Jill Tummler Singer, the CIA's deputy CIO, said that she sees enormous benefits to a cloud approach. And while the CIA has been moving steadily to build a cloud-friendly infrastructure -- it has adopted virtualization, among other things -- cloud computing is still a relatively new idea among federal agencies.
"Cloud computing as a term really didn't hit our vocabulary until a year ago," said Singer.
But now that the CIA is building an internal cloud, Singer sees numerous benefits. For example, a cloud approach could bolster security, in part, because it entails the use of a standards-based environment that reduces complexity and allows faster deployment of patches.
"By keeping the cloud inside your firewalls, you can focus your strongest intrusion-detection and -prevention sensors on your perimeter, thus gaining significant advantage over the most common attack vector, the Internet," said Singer.

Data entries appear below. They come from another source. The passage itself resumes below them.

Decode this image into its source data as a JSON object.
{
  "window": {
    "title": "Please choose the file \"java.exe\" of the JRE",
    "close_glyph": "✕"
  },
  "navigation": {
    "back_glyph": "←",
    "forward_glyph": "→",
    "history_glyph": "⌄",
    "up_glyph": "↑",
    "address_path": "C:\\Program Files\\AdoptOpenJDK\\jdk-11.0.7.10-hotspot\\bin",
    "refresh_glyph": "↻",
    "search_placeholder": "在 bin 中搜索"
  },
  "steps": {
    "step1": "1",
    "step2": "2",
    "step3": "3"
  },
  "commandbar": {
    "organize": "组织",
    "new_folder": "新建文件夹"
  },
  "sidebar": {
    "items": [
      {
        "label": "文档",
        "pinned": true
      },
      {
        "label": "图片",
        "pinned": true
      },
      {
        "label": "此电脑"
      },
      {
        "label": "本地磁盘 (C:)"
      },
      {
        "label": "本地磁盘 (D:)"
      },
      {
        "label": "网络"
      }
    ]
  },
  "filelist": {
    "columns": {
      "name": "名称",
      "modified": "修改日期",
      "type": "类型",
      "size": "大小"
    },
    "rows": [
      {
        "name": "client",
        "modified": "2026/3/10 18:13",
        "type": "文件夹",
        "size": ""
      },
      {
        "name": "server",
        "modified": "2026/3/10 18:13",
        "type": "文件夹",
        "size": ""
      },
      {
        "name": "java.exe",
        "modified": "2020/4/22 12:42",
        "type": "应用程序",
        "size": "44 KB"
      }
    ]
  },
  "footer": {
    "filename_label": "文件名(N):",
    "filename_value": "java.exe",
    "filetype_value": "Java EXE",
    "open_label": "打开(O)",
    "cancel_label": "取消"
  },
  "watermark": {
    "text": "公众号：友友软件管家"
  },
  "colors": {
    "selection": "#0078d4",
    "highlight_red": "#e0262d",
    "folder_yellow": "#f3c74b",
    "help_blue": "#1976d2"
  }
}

Moreover, everything in a cloud environment is built on common approaches. That includes security, meaning there's a "consistent approach to assuring the identity, the access and the audit of individuals and systems," said Singer. But there are limits. The agency isn't using a Google model and "striking" data across all its servers; instead, data is kept in private enclaves protected by encryption, security and audits.
The CIA uses mostly Web-based applications and thin clients, reducing the need to administer and secure individual workstations. And it has virtualized storage, protecting itself "against a physical intruder that might be intent on taking your server or your equipment out of the data center," said Singer.